Rule, Britannia? UK ‘shadow military’ may return to Gulf over instability fears
The UK army is planning to build up a strong “shadow presence” in the Gulf, marking a return to the seat of its old imperial power, a UK think tank said. The Arab Spring and security fears over a nuclear Iran are among the reasons for the move.
The Royal United Services Institute (RUSI) published a report
titled ‘A Return to East of Suez? UK Military Deployment to the
Gulf’ on Monday morning, analyzing a shift in UK policy that is
driven by a “fear of what is happening in the Middle
The report stressed that on the surface, the increased military
presence would not mirror the imperial foothold Britain once held
in the region.
The military intends to build up a strong shadow presence
around the Gulf; not an evident imperial-style footprint, but a
smart presence with facilities, defense agreements, rotation of
training, transit and jumping-off points,” the report
The British withdrew troops from the Gulf region following the
East of Suez decision in 1971; the drawdown of Britain’s imperial
military influence allowed many Gulf nations to declare their
RUSI maintains that the UK government has no intention of
“deploying” military might into the region anytime soon, but
emphasizes that an increased presence would be wise due to the
“swirling social storms across the region in the wake of the
The report outlines the primary motivations behind the UK’s
policy shifts as security-based, citing the alleged nuclear threat
of Iran as a predominant factor.
“Clearly, the immediate security concern to the entire Gulf
region is the future direction of Iran’s nuclear program,” the
document notes. “The international community, and especially
Israel and the Arab Gulf states, remain fearful of Iranian nuclear
ambitions. Iran, too, is entering a volatile period in the run-up
to national elections.”
The paper also identifies embattled Syrian President Bashar
Assad as a significant factor in regional instability.

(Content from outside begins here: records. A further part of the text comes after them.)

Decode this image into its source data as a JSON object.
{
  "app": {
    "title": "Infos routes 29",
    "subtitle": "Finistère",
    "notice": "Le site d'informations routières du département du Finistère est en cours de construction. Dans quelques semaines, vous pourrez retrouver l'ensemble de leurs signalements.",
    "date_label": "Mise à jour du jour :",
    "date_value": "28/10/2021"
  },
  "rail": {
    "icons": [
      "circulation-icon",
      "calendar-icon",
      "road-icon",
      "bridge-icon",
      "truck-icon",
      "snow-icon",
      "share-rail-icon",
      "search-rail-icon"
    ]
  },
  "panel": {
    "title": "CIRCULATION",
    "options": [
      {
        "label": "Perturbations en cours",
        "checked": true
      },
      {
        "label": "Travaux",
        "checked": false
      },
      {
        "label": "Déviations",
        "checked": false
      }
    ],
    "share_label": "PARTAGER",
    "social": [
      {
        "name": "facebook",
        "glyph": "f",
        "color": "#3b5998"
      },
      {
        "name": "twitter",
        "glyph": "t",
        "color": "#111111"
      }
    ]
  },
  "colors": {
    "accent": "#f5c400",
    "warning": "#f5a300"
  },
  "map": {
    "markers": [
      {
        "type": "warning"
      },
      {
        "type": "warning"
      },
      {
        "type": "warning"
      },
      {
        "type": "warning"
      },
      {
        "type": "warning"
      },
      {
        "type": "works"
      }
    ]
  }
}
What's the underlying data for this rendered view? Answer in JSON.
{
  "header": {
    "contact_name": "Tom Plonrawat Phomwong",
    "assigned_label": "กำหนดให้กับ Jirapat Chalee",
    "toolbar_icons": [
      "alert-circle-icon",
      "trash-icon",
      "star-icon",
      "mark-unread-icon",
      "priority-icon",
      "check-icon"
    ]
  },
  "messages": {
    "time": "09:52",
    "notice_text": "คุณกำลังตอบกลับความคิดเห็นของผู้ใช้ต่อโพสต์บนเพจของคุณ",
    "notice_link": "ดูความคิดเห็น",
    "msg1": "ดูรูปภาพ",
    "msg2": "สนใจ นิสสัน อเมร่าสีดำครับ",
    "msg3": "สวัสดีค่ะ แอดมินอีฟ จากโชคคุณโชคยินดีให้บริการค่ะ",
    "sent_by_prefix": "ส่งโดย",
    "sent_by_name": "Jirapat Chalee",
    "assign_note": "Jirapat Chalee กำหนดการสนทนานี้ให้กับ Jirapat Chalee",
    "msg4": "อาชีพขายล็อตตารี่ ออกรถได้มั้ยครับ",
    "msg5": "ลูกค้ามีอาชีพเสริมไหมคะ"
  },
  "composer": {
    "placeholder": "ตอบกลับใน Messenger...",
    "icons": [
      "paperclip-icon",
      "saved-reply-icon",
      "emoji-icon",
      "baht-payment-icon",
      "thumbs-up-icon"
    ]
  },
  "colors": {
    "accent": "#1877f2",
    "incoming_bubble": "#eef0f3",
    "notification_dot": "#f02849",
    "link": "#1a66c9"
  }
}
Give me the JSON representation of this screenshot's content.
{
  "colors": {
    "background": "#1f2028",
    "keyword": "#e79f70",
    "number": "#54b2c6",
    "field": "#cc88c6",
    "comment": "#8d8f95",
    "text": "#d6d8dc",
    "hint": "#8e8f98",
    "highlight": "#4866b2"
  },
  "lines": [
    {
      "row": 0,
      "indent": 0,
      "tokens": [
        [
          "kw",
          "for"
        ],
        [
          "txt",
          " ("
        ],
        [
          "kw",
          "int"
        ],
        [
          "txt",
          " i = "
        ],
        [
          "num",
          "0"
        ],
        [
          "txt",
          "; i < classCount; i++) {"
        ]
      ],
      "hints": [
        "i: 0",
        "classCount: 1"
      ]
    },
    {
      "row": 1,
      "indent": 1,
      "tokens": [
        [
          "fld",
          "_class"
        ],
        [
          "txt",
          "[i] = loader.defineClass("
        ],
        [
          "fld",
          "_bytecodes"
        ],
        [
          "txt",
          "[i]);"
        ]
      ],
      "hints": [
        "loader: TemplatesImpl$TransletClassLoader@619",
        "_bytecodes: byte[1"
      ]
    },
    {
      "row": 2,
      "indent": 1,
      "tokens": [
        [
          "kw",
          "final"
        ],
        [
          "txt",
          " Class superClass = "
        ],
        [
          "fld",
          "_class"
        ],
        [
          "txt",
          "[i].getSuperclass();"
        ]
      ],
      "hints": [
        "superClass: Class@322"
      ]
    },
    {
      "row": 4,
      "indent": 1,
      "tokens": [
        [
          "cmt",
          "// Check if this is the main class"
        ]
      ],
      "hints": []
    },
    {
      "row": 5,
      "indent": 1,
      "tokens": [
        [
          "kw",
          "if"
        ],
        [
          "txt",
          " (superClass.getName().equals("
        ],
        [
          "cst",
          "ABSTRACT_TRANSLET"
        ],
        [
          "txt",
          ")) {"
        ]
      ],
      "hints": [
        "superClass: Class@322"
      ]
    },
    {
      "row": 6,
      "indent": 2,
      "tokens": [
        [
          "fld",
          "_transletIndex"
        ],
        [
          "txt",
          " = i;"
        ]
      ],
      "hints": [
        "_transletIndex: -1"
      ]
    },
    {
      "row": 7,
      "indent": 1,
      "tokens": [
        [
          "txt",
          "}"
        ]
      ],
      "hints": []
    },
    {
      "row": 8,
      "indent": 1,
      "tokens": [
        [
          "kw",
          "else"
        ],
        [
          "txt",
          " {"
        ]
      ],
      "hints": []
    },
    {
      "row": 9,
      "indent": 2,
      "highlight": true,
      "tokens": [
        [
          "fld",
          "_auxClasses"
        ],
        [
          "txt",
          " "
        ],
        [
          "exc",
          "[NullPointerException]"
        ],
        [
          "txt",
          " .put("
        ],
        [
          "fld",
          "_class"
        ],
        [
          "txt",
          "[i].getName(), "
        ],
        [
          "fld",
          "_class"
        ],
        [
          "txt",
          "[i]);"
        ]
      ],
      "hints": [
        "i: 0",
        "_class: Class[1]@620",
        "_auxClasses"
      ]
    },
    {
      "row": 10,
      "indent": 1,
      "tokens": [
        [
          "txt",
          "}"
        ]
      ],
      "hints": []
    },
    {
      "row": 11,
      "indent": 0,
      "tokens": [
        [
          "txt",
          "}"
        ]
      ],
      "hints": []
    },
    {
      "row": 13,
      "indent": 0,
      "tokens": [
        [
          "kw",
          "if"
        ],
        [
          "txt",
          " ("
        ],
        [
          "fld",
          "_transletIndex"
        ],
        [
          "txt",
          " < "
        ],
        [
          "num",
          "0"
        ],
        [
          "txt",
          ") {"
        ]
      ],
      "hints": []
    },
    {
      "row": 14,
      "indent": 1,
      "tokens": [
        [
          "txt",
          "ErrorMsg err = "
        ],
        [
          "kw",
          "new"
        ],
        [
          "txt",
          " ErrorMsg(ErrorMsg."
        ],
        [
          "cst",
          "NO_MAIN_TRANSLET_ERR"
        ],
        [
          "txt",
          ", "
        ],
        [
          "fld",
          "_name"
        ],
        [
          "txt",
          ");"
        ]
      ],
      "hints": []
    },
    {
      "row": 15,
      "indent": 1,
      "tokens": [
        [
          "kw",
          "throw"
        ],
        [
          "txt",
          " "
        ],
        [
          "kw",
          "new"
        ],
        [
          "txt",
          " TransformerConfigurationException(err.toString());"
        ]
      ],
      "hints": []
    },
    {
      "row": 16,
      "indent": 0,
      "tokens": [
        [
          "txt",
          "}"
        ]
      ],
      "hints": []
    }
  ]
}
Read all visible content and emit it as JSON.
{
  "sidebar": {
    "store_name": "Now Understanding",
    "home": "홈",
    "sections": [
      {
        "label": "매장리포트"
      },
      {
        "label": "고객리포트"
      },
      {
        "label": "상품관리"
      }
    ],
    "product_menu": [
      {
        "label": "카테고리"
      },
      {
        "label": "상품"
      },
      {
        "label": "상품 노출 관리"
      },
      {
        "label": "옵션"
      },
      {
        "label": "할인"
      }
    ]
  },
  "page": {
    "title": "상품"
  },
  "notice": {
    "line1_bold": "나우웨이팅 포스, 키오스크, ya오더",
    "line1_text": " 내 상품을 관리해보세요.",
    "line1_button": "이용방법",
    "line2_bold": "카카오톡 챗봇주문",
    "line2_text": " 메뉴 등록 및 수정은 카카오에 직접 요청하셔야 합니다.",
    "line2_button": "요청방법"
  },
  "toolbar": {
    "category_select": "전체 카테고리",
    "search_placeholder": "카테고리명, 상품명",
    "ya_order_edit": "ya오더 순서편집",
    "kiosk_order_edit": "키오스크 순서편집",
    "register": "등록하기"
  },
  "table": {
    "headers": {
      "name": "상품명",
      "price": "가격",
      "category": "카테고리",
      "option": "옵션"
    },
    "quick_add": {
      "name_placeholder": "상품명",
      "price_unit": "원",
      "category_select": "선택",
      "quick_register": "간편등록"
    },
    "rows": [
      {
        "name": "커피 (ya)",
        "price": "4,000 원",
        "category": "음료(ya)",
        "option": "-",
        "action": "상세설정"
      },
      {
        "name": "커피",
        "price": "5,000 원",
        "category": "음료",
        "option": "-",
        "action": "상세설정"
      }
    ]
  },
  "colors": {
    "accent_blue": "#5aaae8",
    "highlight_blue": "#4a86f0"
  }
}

The Institute based its conclusions on analysis of recent government policy, which “appears to be approaching a decision point where a significant strategic reorientation of its defense and security towards the Gulf is both plausible and logical."
With regard to the practical applications of a return of
military presence to the Gulf, the report said it is more
cost-effective to transfer UK military equipment from Afghanistan
into the Gulf than back to Britain. Referencing the strategic
advantages of a military presence in Oman, the report calls country
“terrain ideally suited to the training of military units in the
skills of desert warfare.” In 2001, Oman played host to the
largest UK military drills in recent history.
Important trade links with the United Arab Emirates, worth some £14 billion ($21.7 billion), will also influence the return of the UK military to the region. The UK struck a massive deal with the UEA and other Gulf nations to sell 100 Typhoon fighter jets last year, and has pledged “joint collaboration” with the UEA.
Dr. Saul Kelly, the author of the briefing paper, told RT that
Britain’s increased presence in the Gulf would be done via a
combination of a formal, physical return to bases as well as
intensified cooperation with Gulf States, albeit “on a low
Kelly argues that as the British military presence has grown throughout the region, “particularly over the last decade or so,” financial incentives coupled with broader strategic goals will ensure that the UK’s long-standing practice of defense cooperation in the region will continue.
“One of the latest defense packages has to deal with the sale of Typhoon jets to various Gulf Arab countries, and that ties in with these continuing defense agreements with local governments. And in an age of austerity in Europe, these defense contracts are important to the British economy, and that is certainly an element of it. But there are [also] long-standing strategic interests that Britain, as a member of the Western Alliance, has in the Gulf area.”
In a briefing accompanying the RUSI report, Director General
Michael Clarke stressed the importance of the UK solidifying
friendships in the region. “It would make sense for the British
to have more of a capacity to cooperate with the Americans”
whose policy is rapidly changing in the region, he said.
“The Americans will not leave the Middle East, of course they
won’t. But they will express their power differently in the Middle
East,” Clarke said.
He warned that the press may seek to brand the plans as linked
to an “imperial notion of grandeur.” However, he insisted
that this was not the case, and that the UK was merely following